Somewhere also stands as a companion piece to Noah Baumbach’s Greenberg. Both films are set in contemporary LA. Both are shot by Harris Savides in a way that emphasises just what an impersonal place this is. This is not the LA of countless detective movies and film noirs. Nor is it the city on the brink of catastrophe (prey to earthquakes, riots and water shortages) shown in some films. Nor is it the city we know from satirical pictures about Hollywood from The Bad And The Beautiful to Robert Altman’s The Player. Instead, Coppola portrays a place where the characters spend an inordinate amount of time in cars or in hotel rooms and always seem to be in transit. It’s a city that seems inhabited exclusively by the young.
Like Ben Stiller’s character in Greenberg, Dorff’s Johnny Marco is lonely and struggling to make sense of his life. Thankfully, Johnny isn’t quite as obnoxious. He is successful. Even if his success bores him, at least he isn’t embittered. The pivotal moment in Somewhere comes early on, when Johnny’s ex-wife blithely tells him that she is going out of town and that he will have to look after his 11-year-old daughter Cleo (Elle Fanning). From Chaplin’s The Kid to Paper Moon, there have been countless Hollywood films about dysfunctional adults thrown together with children in unlikely circumstances. Invariably, the child turns out to be more mature and pragmatic than the adult looking after him or her. Many of these films have been very mawkish indeed. That’s not a problem here. Coppola’s quizzical, detached style ensures that excessive sentimentality is kept at bay. In its own slow-burning way, the film is also very funny.
Part of the humour comes from seeing the precocious child thrown into her father’s world. In one scene, apparently based on Coppola’s own childhood memories of being taken to casinos while on shoots with her father, we see Cleo at the gaming tables with Johnny. There is a wonderfully bizarre interlude in which Johnny takes Cleo to Italy. She watches in bemusement as he appears on a garish, Berlusconi-style TV show.
In terms of theme and story, Coppola doesn’t break much new ground with Somewhere. As critics haven’t wasted any time in mentioning since the film won the Golden Lion in Venice in September, this is yet another film about a man and a woman of different generations connecting in a hotel. However, few of these critics complained when the late Eric Rohmer made film after film about the complicated love lives of the young French or when Woody Allen returned again and again to plough the same Manhattan furrow.

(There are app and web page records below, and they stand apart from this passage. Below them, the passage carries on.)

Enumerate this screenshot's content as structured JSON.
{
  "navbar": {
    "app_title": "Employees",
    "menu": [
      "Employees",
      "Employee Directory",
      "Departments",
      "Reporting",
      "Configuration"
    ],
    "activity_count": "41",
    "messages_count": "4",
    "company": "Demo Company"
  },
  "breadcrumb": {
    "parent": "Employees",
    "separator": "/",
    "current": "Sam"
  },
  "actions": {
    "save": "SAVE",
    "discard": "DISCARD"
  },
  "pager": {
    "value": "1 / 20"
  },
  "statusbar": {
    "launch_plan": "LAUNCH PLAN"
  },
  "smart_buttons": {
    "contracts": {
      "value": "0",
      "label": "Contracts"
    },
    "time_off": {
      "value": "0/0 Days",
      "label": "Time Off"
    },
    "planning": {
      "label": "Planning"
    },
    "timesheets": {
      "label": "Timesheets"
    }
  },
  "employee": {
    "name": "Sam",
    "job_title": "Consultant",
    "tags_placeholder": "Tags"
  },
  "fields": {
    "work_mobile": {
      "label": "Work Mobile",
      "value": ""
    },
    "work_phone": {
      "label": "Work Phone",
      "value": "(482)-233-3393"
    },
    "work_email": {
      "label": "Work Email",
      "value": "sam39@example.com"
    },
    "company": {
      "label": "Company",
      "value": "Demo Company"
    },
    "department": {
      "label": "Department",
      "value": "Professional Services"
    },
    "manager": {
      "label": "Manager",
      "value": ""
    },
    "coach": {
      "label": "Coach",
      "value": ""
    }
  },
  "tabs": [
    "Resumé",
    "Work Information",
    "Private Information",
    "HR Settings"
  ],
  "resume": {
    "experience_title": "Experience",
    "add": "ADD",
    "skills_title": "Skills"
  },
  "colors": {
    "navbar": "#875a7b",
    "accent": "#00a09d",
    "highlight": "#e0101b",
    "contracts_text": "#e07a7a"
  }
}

It is hardly a surprise that filmmakers continue to explore the same themes in their work.
Coppola is not a prolific filmmaker. Since her debut feature, The Virgin Suicides (1998), she has only made a further three films: Lost In Translation (2003), Marie Antoinette (2006) and now Somewhere. Even so, her style is instantly recognisable. Her films are characterised by their coolness and detachment, and can seem dauntingly inaccessible. Her scripts are very pared down indeed. Her work is closer to that of Chris Marker or Antonioni than it is to that of Judd Apatow. Audiences can feel that she simply doesn’t want to let them in. Somewhere isn’t glib or easygoing.
Audiences looking for cheery, upbeat comedy are likely to be nonplussed by the pacing and sheer inscrutability of the movie, with its many scenes of Dorff impassively watching the world go by or driving around and around in his black sportscar. Nonetheless, Somewhere is ultimately rewarding. The satirical sideswipes at the celebrity-obsessed media are well observed and often funny. The film has an emotional charge, too. The kid (excellently played by Fanning) helps jolt her father out of his emotional apathy. Slowly, he begins to accept his responsibilities and to realise just how superficial his lifestyle has been. It’s a familiar trajectory but Coppola tells her story deftly enough to make us care.
Opens December 10 // Cert 15 // 98 mins